- Excerpted records
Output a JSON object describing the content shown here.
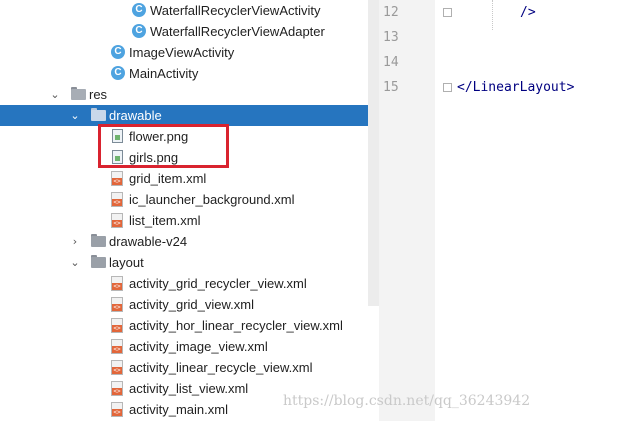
{
  "tree": {
    "items": [
      {
        "label": "WaterfallRecyclerViewActivity",
        "icon": "class-icon"
      },
      {
        "label": "WaterfallRecyclerViewAdapter",
        "icon": "class-icon"
      },
      {
        "label": "ImageViewActivity",
        "icon": "class-icon"
      },
      {
        "label": "MainActivity",
        "icon": "class-icon"
      },
      {
        "label": "res",
        "icon": "res-folder-icon",
        "expanded": true
      },
      {
        "label": "drawable",
        "icon": "folder-icon",
        "expanded": true,
        "selected": true
      },
      {
        "label": "flower.png",
        "icon": "png-file-icon"
      },
      {
        "label": "girls.png",
        "icon": "png-file-icon"
      },
      {
        "label": "grid_item.xml",
        "icon": "xml-file-icon"
      },
      {
        "label": "ic_launcher_background.xml",
        "icon": "xml-file-icon"
      },
      {
        "label": "list_item.xml",
        "icon": "xml-file-icon"
      },
      {
        "label": "drawable-v24",
        "icon": "folder-icon",
        "expanded": false
      },
      {
        "label": "layout",
        "icon": "folder-icon",
        "expanded": true
      },
      {
        "label": "activity_grid_recycler_view.xml",
        "icon": "xml-file-icon"
      },
      {
        "label": "activity_grid_view.xml",
        "icon": "xml-file-icon"
      },
      {
        "label": "activity_hor_linear_recycler_view.xml",
        "icon": "xml-file-icon"
      },
      {
        "label": "activity_image_view.xml",
        "icon": "xml-file-icon"
      },
      {
        "label": "activity_linear_recycle_view.xml",
        "icon": "xml-file-icon"
      },
      {
        "label": "activity_list_view.xml",
        "icon": "xml-file-icon"
      },
      {
        "label": "activity_main.xml",
        "icon": "xml-file-icon"
      }
    ],
    "class_icon_letter": "C",
    "highlight_color": "#d9232f",
    "selection_color": "#2675bf"
  },
  "editor": {
    "lines": [
      {
        "number": "12",
        "code": "/>"
      },
      {
        "number": "13",
        "code": ""
      },
      {
        "number": "14",
        "code": ""
      },
      {
        "number": "15",
        "code": "</LinearLayout>"
      }
    ]
  },
  "watermark": "https://blog.csdn.net/qq_36243942"
}
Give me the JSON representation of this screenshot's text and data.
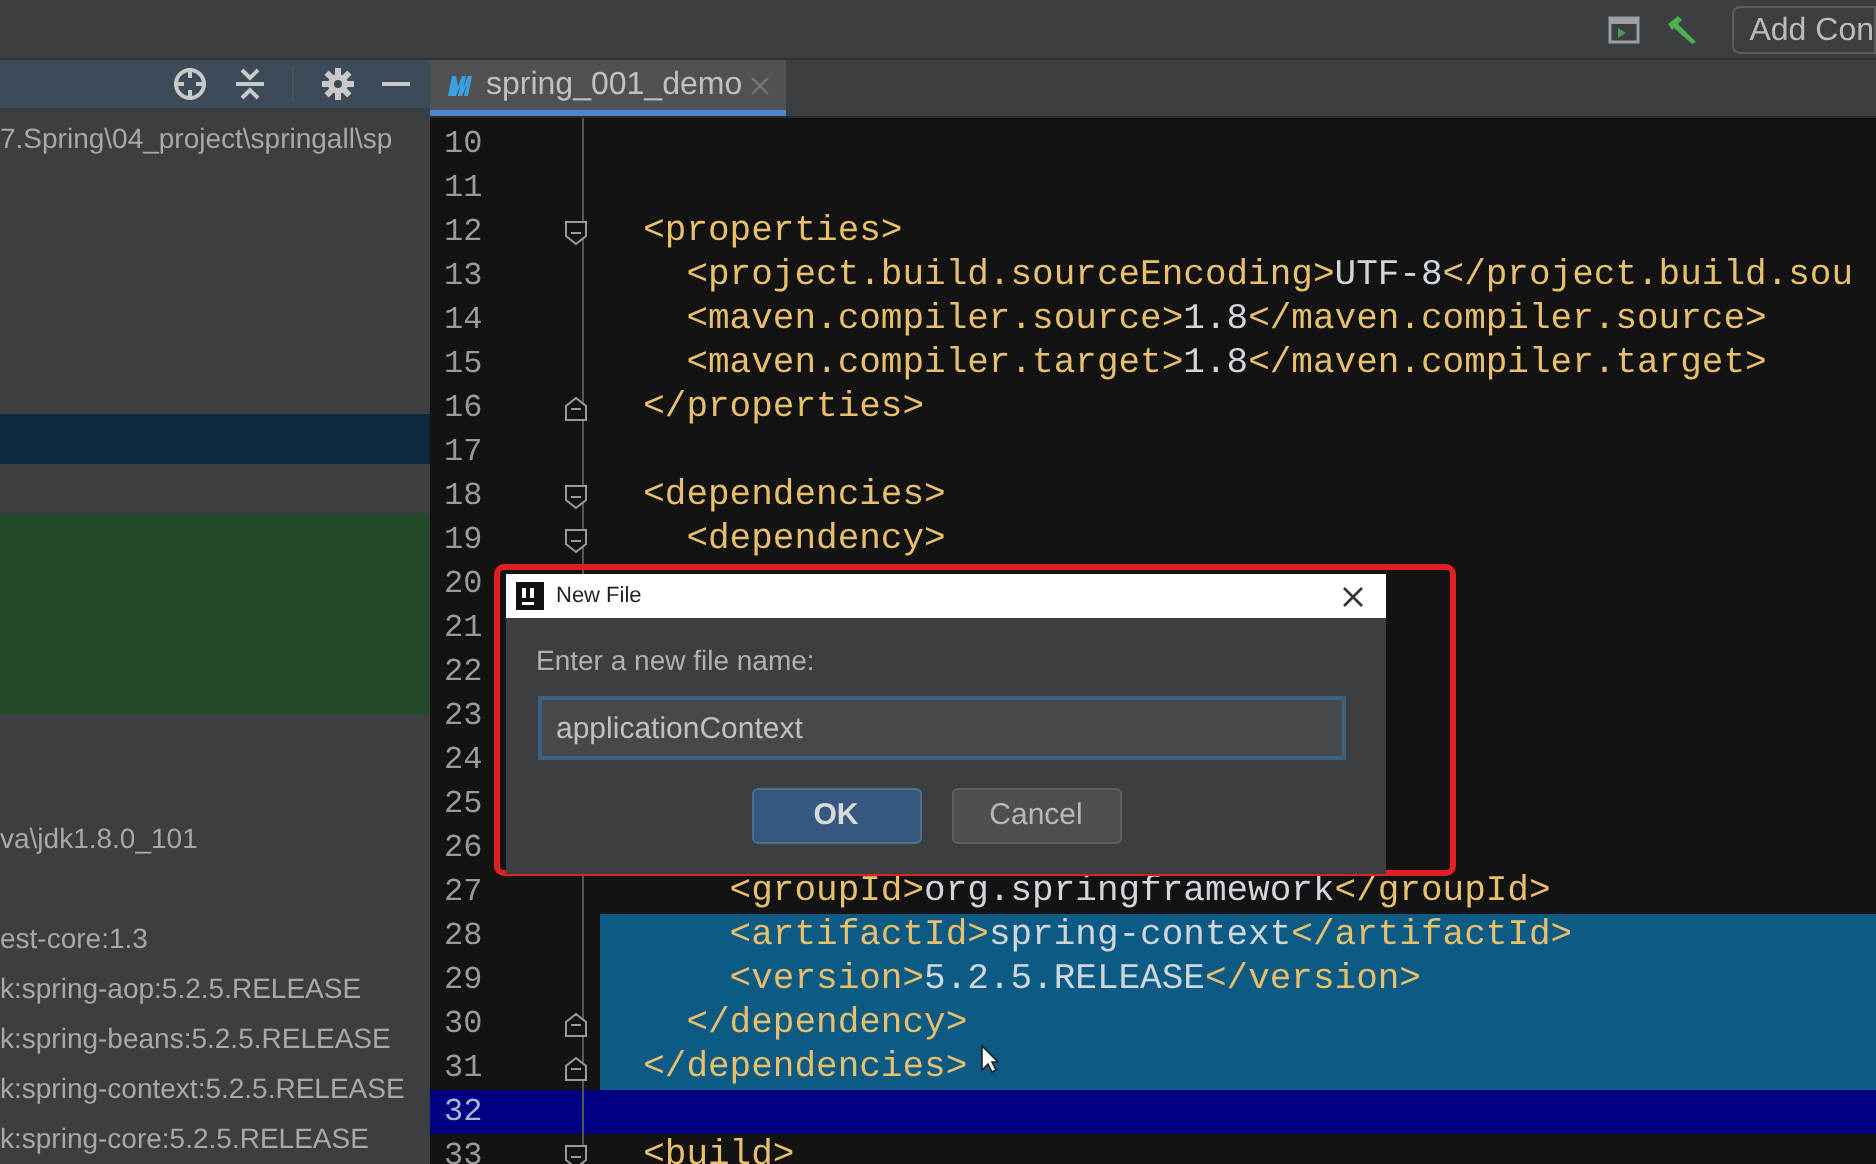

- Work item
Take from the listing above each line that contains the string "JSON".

- Problem solution
Output a JSON object describing the content shown here.
Give me the JSON representation of this screenshot's text and data.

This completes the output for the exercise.